Attention researchers who design and implement rigorous quantitative studies on preventing, reducing, or responding to human trafficking: Grants are available for research that advances the understanding of effective prevalence reduction programs and improves anti-trafficking policies and practices.
The opportunity focuses on randomized control trials, though quasi-experimental methods will be considered for funding. Successful applicants may be awarded grants of $200,000 – $400,000. The full text of Innovation for Poverty Action’s (IPA) NOFO can be found at: Competitive Fund – Innovations for Poverty Action. Applications are due October 15, 2021.
The $150 million global Program to End Modern Slavery (PEMS) is pioneering approaches to combat human trafficking through cutting-edge research and targeted programming to test prevalence research methods and interventions. J/TIP has granted implementer Innovation for Poverty Action (IPA) $5.61 million over five years (October 1, 2020 to September 30, 2025) to establish the Human Trafficking Research Initiative (HTRI). This Initiative will build evidence on effective interventions aimed at preventing, decreasing, and addressing human trafficking, including protecting victims. HTRI is intended to foster multi-sectoral partnerships, innovate and improve human trafficking research methods, initiate program pilot testing, and conduct large-scale quantitative studies on human trafficking programs.
IPA is targeting new research to advance the understanding of effective prevalence reduction programs and improve anti-trafficking policies and practices. Priority themes for this competitive fund are drawn from a Learning and Research Agenda (LRA) that was developed from November 2020 to September 2021 in consultation with leading global policymakers, practitioners, and researchers. The LRA identifies research gaps and priorities HTRI intends to answer. While the number of strong studies examining human trafficking has increased significantly over the last 10-15 years, existing studies are overwhelmingly qualitative and descriptive in nature. More research is needed to estimate the impact of counter-trafficking programs using a method that builds a credible counterfactual. Toward this end, HTRI is focusing on randomized control trials (RCTs), though quasi-experimental methods will be considered for funding. While many RCTs include qualitative research, studies that exclusively rely on qualitative or descriptive research methods will not be considered.

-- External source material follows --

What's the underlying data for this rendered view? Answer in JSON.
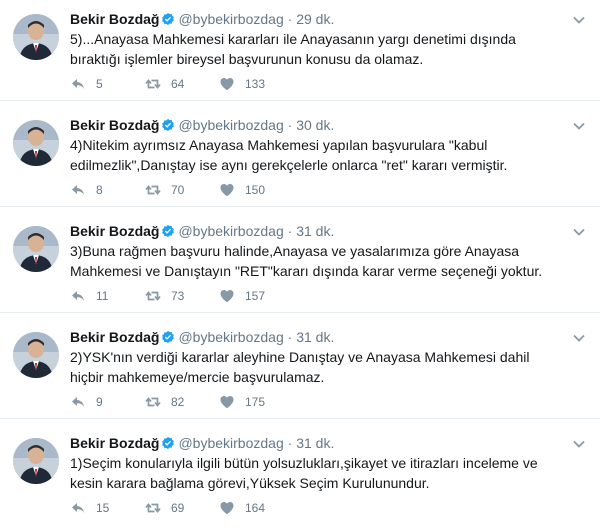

What are Randomized Controlled Trials (RCTs)? In an RCT, a large number of similar individuals (or households, communities, or other specified units) are randomly assigned to either a treatment group that receives an intervention or a control group that does not (or receives some other treatment). RCTs are sometimes referred to as the “gold standard” in research because their design reduces biases and credibly estimates the counterfactual, i.e. what would have happened if the program did not exist.
What are Quasi-Experimental Methods? Quasi-experimental methods can also credibly measure the impact of programs if the right conditions are in place. These methods do not set up treatment and control groups beforehand using random assignment; rather, researchers use different statistical techniques (e.g., matching, quasi-experimental difference-in-difference, regression discontinuity) to build experimental groups. Quasi-experimental methods can be successful, but require more assumptions than an RCT and researchers with expert statistical and econometric analysis skills.
What is the Award Amount? IPA anticipates funding between $200,000 to $400,000 per award under this round of funding for full experimental and quasi-experimental research projects. “Add-ons” for existing RCTs, additional survey rounds, survey modules, or treatment arms will be considered for funding between $50,000 to $150,000 per award.
Which Organizations May Apply? IPA seeks applications from international quantitative academic researchers focused on vulnerable and/or hidden populations, especially researchers that use experimental methods. Government institutions and researchers will not be considered for funding, although certain partnerships may be assessed at a later point. IPA also seeks to connect human trafficking implementer organizations, or those who work with vulnerable and/or hidden populations, with academic research partners.